## EXERCISE DIRECTIONS
Below are the records; collect from them each line containing the string "Files".

[Data records]
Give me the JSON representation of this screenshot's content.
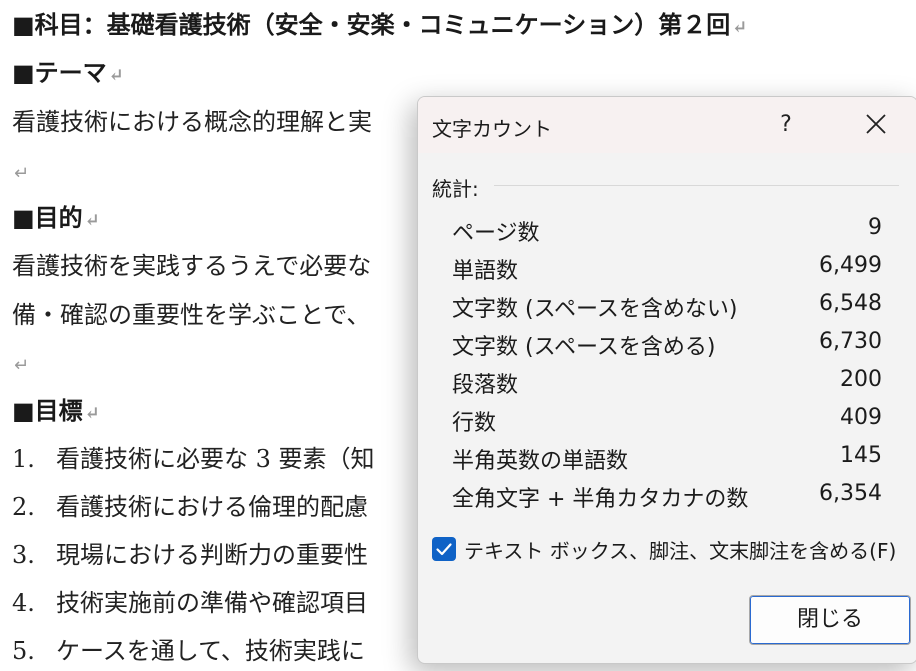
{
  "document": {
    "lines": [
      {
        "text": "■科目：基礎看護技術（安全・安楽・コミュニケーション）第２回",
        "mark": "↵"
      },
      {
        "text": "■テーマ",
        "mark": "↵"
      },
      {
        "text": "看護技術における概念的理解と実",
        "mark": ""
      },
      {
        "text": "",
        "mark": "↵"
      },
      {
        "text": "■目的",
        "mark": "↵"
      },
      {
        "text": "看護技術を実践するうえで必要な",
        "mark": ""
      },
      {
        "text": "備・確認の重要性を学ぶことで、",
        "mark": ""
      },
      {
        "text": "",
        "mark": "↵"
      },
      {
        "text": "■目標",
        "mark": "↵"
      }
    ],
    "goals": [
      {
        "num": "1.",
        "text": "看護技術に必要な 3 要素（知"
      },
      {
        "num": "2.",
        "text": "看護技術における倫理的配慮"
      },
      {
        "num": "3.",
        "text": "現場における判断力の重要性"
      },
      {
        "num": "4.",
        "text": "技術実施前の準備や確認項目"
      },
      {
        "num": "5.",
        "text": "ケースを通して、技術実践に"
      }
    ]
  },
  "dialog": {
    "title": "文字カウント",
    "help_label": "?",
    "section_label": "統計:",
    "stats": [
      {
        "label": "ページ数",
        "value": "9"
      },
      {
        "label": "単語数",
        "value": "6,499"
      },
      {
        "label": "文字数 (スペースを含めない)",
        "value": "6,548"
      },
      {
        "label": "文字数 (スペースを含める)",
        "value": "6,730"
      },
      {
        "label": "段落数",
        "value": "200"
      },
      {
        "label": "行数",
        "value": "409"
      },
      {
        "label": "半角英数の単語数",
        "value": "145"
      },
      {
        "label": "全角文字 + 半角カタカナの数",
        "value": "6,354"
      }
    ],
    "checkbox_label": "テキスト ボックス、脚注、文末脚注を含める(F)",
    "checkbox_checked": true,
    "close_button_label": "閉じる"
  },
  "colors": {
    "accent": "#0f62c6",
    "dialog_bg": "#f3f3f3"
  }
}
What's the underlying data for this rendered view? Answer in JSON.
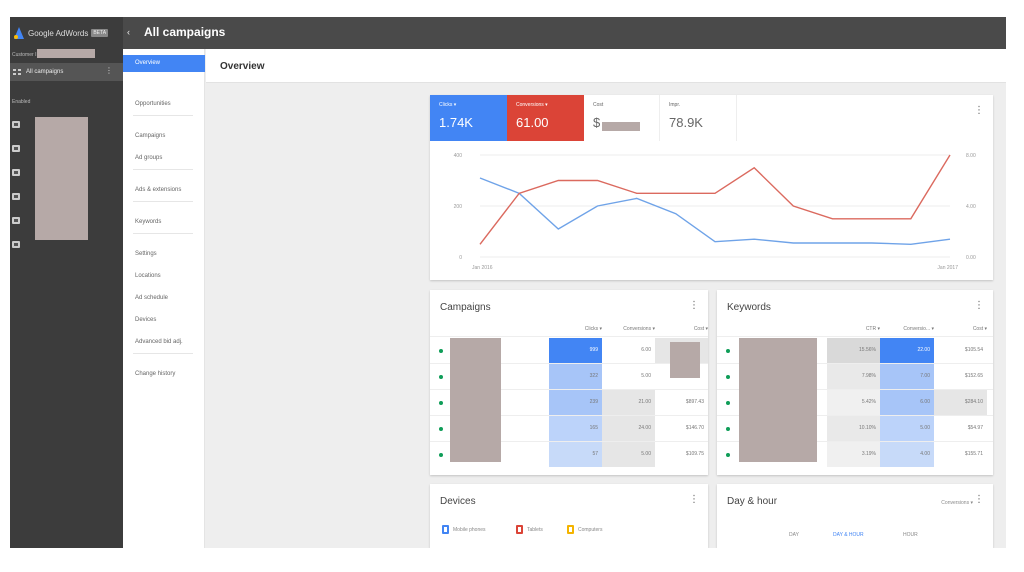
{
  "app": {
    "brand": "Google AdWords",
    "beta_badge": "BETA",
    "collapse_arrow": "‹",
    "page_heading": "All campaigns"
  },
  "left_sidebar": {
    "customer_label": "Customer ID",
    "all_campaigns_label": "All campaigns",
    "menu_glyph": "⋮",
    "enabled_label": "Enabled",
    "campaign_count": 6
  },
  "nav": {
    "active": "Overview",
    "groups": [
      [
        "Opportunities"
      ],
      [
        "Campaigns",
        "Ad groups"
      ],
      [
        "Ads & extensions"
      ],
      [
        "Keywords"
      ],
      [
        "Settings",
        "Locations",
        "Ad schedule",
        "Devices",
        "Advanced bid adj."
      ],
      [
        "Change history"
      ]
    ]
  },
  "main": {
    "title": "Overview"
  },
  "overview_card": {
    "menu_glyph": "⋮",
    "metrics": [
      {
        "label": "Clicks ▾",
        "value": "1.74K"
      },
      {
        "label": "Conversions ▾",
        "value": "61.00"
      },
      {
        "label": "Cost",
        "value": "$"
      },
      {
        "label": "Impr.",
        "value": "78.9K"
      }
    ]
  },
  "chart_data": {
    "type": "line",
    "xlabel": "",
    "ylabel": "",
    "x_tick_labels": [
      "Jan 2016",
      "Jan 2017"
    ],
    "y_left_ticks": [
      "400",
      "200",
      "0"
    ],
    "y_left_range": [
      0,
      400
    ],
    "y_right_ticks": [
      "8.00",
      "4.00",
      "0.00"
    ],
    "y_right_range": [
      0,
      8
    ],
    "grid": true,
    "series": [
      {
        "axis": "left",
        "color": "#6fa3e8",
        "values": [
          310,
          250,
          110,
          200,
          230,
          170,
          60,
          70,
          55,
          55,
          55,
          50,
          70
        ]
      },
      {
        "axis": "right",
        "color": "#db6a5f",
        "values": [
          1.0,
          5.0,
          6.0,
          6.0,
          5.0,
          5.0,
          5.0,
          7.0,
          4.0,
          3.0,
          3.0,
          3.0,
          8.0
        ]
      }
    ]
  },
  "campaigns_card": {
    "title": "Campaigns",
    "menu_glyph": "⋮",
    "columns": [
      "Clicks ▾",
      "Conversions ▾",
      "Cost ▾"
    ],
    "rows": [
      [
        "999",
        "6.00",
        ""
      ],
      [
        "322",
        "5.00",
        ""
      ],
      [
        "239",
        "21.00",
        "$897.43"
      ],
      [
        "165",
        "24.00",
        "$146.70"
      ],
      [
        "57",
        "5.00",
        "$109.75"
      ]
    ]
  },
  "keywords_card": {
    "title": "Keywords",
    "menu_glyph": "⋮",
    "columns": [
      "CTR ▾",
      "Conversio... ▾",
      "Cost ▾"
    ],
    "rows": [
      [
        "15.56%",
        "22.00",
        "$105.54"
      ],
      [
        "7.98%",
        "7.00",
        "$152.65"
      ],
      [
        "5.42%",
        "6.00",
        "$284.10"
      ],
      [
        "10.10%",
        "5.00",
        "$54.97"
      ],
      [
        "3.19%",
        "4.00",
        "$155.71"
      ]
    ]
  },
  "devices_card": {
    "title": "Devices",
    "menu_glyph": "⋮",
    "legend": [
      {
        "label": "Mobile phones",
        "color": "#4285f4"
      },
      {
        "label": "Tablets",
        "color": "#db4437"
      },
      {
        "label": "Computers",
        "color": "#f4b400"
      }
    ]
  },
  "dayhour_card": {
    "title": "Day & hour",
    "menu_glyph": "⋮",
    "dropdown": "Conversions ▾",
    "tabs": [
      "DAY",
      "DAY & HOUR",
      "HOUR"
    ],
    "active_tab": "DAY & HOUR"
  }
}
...
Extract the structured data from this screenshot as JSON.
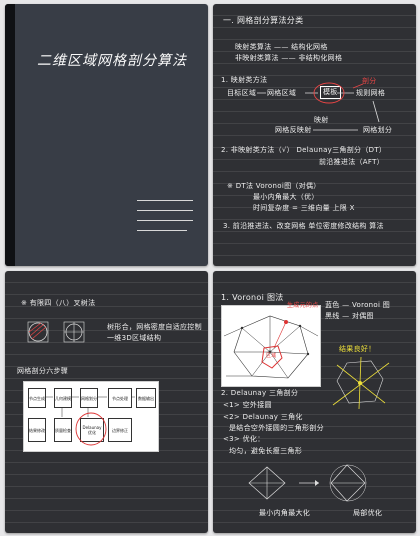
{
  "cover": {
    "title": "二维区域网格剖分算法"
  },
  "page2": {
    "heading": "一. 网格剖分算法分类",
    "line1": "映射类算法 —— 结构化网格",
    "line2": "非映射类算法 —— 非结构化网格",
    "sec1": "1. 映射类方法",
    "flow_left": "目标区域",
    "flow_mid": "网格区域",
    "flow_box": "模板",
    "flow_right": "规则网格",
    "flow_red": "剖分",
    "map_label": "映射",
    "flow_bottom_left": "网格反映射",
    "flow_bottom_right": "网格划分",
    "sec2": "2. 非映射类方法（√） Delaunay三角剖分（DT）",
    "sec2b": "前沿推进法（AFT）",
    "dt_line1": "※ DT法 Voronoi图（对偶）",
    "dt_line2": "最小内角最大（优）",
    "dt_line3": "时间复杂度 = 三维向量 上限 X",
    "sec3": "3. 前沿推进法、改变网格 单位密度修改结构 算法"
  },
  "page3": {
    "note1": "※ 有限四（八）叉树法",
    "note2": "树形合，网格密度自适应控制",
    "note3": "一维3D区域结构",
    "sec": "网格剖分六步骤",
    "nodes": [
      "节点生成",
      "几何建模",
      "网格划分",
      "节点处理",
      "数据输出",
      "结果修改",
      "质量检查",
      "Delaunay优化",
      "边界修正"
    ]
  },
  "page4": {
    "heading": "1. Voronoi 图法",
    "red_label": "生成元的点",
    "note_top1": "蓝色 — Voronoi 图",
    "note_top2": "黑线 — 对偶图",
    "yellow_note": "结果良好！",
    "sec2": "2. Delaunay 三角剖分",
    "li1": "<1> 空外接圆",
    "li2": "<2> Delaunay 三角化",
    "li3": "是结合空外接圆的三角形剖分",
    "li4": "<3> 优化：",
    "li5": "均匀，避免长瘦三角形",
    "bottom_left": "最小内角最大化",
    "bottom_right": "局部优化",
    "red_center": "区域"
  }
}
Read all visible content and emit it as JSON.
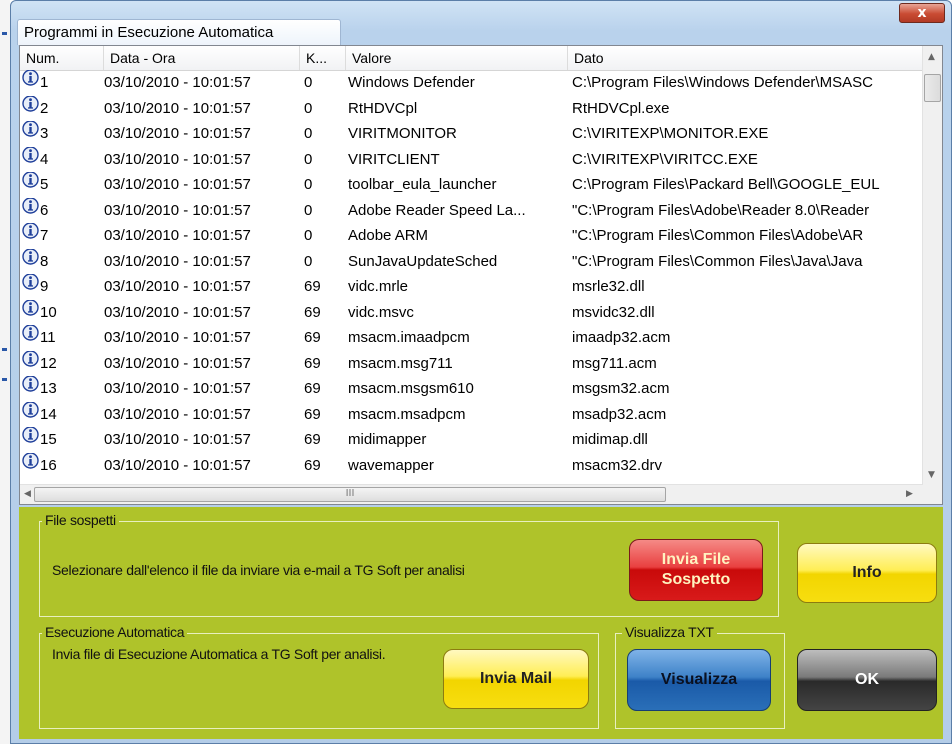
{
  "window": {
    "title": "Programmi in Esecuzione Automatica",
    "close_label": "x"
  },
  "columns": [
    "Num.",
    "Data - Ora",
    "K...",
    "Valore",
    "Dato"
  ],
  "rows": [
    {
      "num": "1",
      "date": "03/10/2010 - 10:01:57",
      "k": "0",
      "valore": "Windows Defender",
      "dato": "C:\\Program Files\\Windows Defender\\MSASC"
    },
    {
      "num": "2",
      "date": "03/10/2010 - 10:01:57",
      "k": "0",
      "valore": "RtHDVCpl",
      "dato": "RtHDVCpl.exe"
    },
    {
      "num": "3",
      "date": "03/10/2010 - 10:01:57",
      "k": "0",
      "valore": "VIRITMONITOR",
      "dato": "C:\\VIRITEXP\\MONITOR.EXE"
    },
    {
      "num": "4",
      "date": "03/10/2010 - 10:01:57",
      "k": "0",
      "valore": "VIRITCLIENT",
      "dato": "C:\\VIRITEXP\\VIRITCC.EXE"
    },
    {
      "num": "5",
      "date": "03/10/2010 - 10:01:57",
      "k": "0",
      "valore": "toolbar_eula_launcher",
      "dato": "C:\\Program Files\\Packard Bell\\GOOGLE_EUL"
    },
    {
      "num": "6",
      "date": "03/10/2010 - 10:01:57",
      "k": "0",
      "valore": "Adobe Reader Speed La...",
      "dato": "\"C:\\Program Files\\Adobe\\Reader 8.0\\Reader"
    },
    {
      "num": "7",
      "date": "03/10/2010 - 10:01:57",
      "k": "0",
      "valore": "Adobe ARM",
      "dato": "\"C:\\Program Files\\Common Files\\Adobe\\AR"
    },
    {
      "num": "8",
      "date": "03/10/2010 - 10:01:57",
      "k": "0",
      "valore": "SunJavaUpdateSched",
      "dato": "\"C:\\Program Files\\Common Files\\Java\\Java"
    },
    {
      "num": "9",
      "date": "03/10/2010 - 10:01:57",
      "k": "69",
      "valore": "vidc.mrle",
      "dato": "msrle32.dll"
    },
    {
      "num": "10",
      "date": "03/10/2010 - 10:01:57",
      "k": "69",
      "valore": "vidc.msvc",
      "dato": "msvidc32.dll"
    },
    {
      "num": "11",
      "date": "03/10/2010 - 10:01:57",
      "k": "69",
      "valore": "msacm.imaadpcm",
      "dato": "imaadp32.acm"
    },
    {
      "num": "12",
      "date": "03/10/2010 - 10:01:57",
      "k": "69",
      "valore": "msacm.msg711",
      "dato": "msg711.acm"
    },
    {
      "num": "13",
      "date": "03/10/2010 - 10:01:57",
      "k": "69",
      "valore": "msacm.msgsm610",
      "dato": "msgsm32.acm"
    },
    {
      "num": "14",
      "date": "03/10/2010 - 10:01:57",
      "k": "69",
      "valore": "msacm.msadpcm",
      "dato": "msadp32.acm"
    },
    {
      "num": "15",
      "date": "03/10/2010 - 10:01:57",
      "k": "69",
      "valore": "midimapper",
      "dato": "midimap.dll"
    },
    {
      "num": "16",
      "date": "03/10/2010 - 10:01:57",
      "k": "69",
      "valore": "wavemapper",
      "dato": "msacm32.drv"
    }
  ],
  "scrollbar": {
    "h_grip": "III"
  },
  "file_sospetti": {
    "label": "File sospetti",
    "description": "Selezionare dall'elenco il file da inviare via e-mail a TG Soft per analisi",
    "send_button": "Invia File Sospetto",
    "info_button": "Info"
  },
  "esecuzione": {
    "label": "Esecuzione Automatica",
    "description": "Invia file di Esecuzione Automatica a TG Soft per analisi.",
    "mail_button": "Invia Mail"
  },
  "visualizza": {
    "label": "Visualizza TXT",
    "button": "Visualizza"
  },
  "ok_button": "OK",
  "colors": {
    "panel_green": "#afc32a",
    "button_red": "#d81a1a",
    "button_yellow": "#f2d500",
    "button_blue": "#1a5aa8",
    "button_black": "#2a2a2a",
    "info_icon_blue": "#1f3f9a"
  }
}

## YOUR RESPONSE
      "dato": "C:\\Program Files\\Windows Defender\\MSASC"
      "dato": "C:\\Program Files\\Packard Bell\\GOOGLE_EUL"
      "dato": "\"C:\\Program Files\\Adobe\\Reader 8.0\\Reader"
      "dato": "\"C:\\Program Files\\Common Files\\Adobe\\AR"
      "dato": "\"C:\\Program Files\\Common Files\\Java\\Java"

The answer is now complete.